* **Data records for software interfaces**
--------------------

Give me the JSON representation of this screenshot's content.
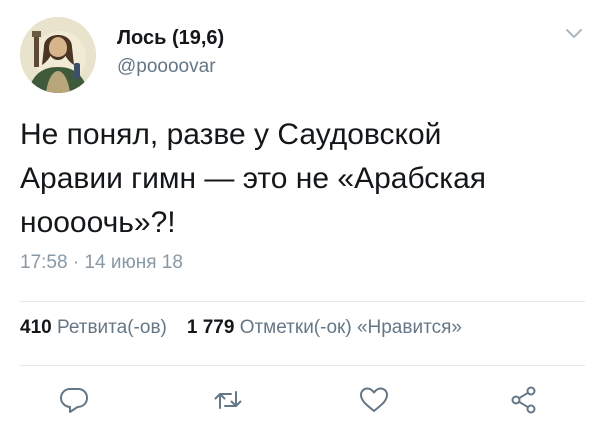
{
  "tweet": {
    "author_name": "Лось (19,6)",
    "handle": "@poooovar",
    "text": "Не понял, разве у Саудовской\nАравии гимн — это не «Арабская\nноооочь»?!",
    "timestamp": "17:58 · 14 июня 18"
  },
  "stats": {
    "retweets_count": "410",
    "retweets_label": "Ретвита(-ов)",
    "likes_count": "1 779",
    "likes_label": "Отметки(-ок) «Нравится»"
  },
  "icons": {
    "menu": "chevron-down-icon",
    "reply": "reply-icon",
    "retweet": "retweet-icon",
    "like": "heart-icon",
    "share": "share-icon"
  },
  "colors": {
    "text": "#14171a",
    "secondary": "#657786",
    "timestamp": "#8899a6",
    "divider": "#e1e8ed"
  }
}
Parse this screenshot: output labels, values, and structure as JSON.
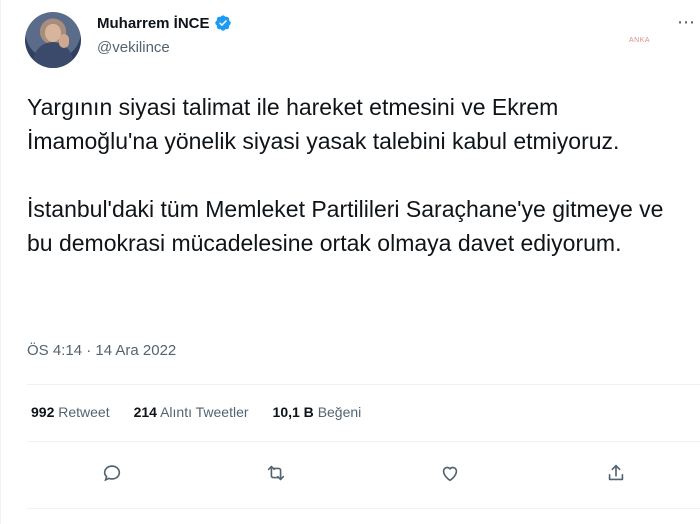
{
  "author": {
    "display_name": "Muharrem İNCE",
    "handle": "@vekilince",
    "verified": true,
    "avatar": "profile-photo"
  },
  "watermark_text": "ANKA",
  "tweet": {
    "text": "Yargının siyasi talimat ile hareket etmesini ve Ekrem İmamoğlu'na yönelik siyasi yasak talebini kabul etmiyoruz.\n\nİstanbul'daki tüm Memleket Partilileri Saraçhane'ye gitmeye ve bu demokrasi mücadelesine ortak olmaya davet ediyorum.",
    "timestamp": "ÖS 4:14 · 14 Ara 2022"
  },
  "stats": {
    "retweets_value": "992",
    "retweets_label": "Retweet",
    "quotes_value": "214",
    "quotes_label": "Alıntı Tweetler",
    "likes_value": "10,1 B",
    "likes_label": "Beğeni"
  },
  "actions": [
    "reply-icon",
    "retweet-icon",
    "like-icon",
    "share-icon"
  ],
  "colors": {
    "text": "#0f1419",
    "secondary": "#536471",
    "verified": "#1d9bf0",
    "divider": "#eff3f4"
  }
}
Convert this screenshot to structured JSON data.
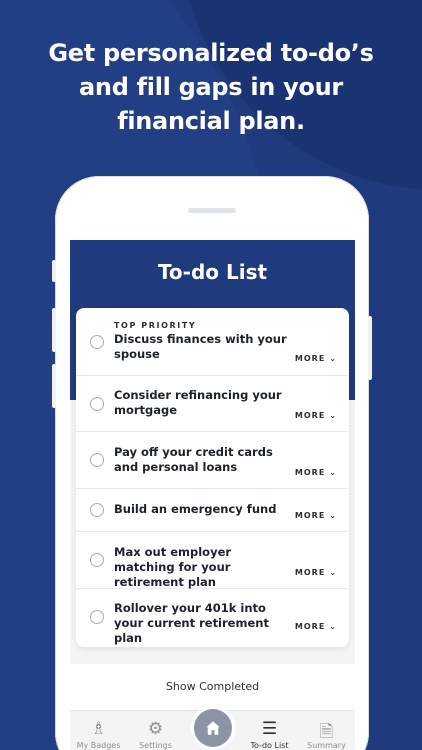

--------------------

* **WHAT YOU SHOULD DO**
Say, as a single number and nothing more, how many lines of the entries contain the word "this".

* **PROBLEM SOLUTION**
3